Grandpa loved numbers more than just about any person I know, including my father, who knows more math than most math professors. He wrote his autobiography specially laid out in fifty chapters. When Rebecca, who was his editor, suggested the material for a fifty-first chapter, it wound up as an appendix because he just couldn't stand the thought of his beautiful fifty-chapter biography layout being spoiled. In fact, one of those fifty chapters is entitled "Love Those Numbers." (Another one is called "Bow Ties," incidentally). My favorite part of that chapter is a paragraph explaining how there is no such thing as an uninteresting number. Bless you, Buddy.

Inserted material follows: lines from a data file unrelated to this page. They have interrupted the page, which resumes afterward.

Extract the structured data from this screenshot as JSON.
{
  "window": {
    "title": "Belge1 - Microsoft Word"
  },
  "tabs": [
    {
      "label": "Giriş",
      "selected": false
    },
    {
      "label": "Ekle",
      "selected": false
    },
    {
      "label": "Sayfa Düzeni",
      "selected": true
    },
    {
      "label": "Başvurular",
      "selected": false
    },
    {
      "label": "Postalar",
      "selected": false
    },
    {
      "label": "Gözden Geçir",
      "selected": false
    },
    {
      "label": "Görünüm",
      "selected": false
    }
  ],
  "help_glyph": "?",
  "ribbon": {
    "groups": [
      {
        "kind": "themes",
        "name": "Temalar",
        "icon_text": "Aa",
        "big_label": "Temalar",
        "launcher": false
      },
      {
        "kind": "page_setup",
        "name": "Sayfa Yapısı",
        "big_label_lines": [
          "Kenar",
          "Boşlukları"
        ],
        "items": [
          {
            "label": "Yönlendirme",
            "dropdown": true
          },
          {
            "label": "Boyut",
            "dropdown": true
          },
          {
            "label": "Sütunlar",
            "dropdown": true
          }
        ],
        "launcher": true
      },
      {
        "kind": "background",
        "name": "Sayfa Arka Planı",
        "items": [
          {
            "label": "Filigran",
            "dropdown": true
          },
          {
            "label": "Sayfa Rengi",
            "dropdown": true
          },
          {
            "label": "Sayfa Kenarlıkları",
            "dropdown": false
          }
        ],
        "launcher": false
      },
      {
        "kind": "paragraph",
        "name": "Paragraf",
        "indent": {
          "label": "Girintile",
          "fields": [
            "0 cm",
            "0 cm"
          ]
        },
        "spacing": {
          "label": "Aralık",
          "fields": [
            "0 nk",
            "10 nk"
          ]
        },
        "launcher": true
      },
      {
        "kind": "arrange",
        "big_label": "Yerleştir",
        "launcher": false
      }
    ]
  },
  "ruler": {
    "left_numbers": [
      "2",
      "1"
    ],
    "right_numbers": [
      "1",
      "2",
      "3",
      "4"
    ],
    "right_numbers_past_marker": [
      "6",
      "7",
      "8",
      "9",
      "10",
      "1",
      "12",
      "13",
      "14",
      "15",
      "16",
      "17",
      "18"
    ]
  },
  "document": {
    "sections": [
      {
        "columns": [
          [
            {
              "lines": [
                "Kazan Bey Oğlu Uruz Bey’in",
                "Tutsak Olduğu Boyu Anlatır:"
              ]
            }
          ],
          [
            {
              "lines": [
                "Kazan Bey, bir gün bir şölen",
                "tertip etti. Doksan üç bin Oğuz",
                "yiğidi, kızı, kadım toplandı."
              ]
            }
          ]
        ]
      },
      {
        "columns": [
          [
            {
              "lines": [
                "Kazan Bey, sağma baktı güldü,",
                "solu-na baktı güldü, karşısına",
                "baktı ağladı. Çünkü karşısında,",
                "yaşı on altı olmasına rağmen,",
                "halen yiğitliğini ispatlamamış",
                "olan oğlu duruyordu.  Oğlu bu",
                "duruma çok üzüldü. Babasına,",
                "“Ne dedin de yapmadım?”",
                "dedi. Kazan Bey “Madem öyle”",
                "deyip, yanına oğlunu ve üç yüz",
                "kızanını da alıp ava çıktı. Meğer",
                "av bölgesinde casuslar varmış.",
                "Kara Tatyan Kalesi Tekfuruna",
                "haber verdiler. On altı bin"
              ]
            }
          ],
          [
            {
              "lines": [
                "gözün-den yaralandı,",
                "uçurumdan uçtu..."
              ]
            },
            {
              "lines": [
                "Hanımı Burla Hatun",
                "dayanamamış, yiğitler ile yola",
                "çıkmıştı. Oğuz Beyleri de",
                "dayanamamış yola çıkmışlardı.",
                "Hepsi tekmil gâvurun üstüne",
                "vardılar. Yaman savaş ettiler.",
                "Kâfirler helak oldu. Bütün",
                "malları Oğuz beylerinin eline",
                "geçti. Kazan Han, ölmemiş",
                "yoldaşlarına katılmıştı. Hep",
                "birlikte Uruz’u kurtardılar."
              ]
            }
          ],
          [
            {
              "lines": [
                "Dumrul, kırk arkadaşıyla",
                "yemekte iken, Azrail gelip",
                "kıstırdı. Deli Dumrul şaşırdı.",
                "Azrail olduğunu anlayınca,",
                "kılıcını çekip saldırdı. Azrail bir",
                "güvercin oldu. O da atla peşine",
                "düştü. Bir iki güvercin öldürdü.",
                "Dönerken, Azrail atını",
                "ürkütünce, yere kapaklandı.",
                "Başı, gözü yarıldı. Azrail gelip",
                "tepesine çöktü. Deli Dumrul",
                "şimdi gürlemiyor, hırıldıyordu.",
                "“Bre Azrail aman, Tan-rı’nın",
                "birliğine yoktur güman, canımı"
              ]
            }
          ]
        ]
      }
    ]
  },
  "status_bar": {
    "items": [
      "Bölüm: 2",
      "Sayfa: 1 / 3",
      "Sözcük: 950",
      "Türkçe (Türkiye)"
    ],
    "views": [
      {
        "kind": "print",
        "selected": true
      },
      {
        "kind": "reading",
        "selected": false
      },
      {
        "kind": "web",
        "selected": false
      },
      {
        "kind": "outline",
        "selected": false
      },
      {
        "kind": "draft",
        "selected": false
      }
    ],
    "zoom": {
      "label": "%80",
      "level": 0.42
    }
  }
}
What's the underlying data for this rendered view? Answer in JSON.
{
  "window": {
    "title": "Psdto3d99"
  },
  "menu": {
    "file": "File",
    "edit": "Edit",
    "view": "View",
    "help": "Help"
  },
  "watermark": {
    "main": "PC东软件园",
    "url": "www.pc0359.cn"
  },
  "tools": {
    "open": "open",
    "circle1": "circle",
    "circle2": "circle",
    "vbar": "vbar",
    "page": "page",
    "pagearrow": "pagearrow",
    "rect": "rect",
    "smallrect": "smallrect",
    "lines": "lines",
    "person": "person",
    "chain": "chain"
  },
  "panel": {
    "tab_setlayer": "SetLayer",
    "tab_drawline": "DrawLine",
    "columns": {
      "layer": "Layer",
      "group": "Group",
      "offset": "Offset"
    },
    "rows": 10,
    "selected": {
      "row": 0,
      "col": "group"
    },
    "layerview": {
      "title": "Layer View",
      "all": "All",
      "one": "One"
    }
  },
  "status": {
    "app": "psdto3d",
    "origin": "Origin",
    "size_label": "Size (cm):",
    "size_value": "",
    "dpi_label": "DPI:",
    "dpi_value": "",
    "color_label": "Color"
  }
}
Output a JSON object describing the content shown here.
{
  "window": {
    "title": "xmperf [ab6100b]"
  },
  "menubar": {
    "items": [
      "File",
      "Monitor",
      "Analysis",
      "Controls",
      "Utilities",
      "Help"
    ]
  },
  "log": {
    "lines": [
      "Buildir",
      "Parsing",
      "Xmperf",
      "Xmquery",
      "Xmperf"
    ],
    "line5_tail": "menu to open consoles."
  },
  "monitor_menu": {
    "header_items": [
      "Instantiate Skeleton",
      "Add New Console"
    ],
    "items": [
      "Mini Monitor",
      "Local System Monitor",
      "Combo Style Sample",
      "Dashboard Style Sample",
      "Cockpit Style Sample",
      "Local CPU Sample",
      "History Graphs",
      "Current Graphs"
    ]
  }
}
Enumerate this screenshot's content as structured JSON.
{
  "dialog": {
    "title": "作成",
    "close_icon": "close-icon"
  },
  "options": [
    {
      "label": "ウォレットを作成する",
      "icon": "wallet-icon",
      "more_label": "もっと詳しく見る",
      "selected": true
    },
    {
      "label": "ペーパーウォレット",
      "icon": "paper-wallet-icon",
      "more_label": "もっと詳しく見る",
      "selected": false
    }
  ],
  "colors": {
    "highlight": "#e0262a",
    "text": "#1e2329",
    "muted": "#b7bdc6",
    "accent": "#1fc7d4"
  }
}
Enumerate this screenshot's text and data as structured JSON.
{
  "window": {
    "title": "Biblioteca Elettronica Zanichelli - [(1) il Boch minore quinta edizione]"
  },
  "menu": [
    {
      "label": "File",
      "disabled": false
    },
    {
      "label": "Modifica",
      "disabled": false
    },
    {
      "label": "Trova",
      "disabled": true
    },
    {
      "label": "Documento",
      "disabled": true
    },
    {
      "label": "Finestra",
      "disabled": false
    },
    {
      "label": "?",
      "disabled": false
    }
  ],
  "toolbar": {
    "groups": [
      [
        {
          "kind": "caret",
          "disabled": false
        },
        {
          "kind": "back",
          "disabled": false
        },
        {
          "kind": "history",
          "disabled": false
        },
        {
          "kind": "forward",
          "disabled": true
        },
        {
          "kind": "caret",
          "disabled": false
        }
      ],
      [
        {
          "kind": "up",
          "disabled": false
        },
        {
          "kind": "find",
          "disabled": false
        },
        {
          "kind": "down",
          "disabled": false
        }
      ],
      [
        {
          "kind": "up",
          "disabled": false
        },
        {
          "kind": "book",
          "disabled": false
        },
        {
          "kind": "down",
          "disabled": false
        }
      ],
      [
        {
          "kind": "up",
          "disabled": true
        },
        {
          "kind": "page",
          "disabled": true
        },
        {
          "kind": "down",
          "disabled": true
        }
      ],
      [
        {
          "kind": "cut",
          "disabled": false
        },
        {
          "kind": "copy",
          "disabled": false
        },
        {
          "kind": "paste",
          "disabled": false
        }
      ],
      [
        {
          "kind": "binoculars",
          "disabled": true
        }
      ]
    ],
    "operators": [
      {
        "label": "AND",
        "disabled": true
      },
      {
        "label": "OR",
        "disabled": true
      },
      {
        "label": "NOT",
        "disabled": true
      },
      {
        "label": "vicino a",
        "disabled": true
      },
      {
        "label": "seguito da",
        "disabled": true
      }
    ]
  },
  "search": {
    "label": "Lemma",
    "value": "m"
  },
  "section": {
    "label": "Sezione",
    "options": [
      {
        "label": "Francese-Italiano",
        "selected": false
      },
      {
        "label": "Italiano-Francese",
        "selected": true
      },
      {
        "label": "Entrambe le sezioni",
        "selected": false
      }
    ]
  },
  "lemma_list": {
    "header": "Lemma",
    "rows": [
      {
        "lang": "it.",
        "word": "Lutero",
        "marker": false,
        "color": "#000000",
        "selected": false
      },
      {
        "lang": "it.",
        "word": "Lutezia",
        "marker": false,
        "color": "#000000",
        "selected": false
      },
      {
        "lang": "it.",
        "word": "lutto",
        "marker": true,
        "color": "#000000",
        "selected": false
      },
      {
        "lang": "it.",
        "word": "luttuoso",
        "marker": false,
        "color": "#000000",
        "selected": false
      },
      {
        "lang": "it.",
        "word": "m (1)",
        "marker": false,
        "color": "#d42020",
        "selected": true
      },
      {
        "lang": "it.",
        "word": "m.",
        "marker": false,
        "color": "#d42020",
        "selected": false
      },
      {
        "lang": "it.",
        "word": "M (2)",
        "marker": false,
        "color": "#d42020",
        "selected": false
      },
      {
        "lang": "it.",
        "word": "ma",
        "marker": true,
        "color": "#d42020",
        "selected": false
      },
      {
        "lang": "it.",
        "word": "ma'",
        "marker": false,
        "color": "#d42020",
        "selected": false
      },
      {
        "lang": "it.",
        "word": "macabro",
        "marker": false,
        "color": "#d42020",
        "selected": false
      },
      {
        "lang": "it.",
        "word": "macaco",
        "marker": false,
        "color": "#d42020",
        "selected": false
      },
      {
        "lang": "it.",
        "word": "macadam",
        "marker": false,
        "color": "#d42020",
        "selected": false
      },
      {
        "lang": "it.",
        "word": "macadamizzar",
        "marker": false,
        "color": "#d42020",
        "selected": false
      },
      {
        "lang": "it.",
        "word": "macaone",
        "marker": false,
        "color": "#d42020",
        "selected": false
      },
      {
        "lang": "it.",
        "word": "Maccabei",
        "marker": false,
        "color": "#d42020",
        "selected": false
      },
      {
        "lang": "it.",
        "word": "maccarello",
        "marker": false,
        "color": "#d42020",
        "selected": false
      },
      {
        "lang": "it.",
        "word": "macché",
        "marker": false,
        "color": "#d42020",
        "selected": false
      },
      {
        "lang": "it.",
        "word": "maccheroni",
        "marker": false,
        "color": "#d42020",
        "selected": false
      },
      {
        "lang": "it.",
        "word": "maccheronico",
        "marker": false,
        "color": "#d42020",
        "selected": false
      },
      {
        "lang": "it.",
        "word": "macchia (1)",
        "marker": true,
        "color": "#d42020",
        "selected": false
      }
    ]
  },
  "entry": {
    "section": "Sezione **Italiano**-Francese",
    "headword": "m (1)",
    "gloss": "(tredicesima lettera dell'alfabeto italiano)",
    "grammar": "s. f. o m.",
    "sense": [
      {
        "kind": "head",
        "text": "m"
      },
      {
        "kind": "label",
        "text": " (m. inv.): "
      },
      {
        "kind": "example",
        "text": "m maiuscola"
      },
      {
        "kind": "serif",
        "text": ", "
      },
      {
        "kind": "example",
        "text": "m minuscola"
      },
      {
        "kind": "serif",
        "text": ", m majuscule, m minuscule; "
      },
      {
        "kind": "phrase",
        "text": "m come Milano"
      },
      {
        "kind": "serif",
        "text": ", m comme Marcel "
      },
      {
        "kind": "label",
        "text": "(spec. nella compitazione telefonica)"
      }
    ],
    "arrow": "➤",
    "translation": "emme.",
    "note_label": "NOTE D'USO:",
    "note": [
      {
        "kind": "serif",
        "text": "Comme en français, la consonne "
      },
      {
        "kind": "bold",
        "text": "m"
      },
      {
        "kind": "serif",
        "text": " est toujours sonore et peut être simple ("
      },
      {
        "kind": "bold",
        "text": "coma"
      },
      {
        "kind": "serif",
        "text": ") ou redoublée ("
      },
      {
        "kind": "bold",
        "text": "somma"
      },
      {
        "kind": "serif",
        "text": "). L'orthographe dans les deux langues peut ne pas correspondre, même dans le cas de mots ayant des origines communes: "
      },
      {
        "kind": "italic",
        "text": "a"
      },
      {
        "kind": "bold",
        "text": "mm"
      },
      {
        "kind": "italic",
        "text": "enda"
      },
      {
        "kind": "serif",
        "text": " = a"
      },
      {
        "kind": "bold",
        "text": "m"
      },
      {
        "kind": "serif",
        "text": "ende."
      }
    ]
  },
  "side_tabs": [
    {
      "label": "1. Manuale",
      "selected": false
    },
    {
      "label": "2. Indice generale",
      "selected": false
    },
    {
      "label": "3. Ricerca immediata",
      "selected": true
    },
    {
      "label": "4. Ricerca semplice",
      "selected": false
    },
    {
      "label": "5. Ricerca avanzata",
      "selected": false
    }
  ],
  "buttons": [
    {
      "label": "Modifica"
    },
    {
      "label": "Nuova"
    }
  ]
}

I could go on all day about the things I love and the funny quirks that make me laugh, but that would get really long. The reason I've been thinking about this today is that this is the anniversary of his death, three years ago. He had a short bout of very intense, widespread cancer, and then he was gone, surprisingly young for a member of his notoriously long-lived family.
His funeral was an interesting experience, not the least for the fact that he had planned the program himself, including asking Matt and I to perform Meditation of a Theme by Thais, on flute and piano. Amidst the tears that coursed down my cheeks, I really actually enjoyed the funeral. Grandpa asked some of his closest friends, who had lived near him for decades, to give the life sketch and talks, and the fun, wonderful stories that we heard that day filled my heart with a warm glow. And that's what I felt today when I thought about my Buddy. I miss him a lot, and I'm sad to think that he won't be there when I get married (whenever that is) and that he won't know my children. But I mostly just can't help smiling, and looking forward to greeting him again and getting an enthusiastic "Hello, Maria Buddy!" and a big warm hug and a huge smack on the cheek. I can't wait to hear his hearty laugh again while we make terrible puns together. And I sure hope there are word games in Heaven, because I sure would like to see him and Becca duel out another game of Scrabble.
I wish everyone was lucky enough to have a Grandpa Buddy.